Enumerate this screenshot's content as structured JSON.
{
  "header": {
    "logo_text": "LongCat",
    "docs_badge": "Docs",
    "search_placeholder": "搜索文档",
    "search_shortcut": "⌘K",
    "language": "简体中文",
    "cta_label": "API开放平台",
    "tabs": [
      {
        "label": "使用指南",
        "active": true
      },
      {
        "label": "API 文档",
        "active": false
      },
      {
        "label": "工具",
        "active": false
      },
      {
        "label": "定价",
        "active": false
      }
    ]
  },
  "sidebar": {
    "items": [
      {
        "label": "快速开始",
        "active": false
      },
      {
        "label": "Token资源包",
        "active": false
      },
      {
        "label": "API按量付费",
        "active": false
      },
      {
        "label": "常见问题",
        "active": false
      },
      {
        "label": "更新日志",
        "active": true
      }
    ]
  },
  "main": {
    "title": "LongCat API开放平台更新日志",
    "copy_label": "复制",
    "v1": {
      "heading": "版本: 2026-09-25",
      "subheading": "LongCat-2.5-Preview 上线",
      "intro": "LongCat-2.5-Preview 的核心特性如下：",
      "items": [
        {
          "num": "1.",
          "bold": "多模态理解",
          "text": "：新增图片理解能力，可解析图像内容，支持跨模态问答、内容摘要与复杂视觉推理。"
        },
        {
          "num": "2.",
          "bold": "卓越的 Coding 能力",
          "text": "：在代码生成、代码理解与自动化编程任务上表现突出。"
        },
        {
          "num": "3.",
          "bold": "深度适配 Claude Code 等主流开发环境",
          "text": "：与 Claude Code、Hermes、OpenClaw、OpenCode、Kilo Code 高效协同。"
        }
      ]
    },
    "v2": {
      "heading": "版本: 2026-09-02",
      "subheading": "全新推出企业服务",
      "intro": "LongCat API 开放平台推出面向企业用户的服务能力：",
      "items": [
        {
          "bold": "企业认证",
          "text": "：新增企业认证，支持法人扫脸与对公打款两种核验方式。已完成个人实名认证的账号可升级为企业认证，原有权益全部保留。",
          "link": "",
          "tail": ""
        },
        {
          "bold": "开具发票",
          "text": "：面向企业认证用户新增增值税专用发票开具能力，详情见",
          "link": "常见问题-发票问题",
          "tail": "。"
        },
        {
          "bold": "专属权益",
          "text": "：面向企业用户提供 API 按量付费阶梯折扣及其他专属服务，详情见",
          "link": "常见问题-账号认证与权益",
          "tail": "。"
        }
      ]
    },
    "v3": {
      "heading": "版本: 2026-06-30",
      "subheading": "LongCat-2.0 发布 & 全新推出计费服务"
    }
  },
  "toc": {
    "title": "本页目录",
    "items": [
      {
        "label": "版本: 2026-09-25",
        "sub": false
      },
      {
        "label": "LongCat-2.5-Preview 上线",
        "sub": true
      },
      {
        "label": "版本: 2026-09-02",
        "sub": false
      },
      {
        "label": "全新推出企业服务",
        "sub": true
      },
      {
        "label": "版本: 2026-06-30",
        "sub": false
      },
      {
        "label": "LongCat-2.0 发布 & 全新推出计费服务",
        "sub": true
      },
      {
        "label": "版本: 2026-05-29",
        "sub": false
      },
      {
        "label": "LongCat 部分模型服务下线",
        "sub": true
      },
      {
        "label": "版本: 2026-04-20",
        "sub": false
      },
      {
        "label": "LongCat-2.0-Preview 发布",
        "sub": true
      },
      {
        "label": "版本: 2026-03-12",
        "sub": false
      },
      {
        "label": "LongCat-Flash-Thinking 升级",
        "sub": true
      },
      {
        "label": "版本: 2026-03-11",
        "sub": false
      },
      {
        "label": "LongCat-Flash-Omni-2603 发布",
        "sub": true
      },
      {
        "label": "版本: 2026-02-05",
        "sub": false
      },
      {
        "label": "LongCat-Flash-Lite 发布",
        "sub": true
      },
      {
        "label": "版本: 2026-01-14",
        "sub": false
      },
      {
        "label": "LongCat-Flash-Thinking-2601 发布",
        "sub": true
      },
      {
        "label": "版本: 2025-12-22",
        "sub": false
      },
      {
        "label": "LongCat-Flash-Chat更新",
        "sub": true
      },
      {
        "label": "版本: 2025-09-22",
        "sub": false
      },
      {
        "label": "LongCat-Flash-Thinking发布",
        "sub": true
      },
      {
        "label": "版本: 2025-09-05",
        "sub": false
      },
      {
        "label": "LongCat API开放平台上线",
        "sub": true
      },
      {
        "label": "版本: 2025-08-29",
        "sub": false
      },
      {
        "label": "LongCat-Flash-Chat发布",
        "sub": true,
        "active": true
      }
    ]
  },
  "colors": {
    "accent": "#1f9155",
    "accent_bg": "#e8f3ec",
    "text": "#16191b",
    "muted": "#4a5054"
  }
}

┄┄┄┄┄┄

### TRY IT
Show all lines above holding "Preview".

### YOUR RESPONSE
      "subheading": "LongCat-2.5-Preview 上线",
      "intro": "LongCat-2.5-Preview 的核心特性如下：",
        "label": "LongCat-2.5-Preview 上线",
        "label": "LongCat-2.0-Preview 发布",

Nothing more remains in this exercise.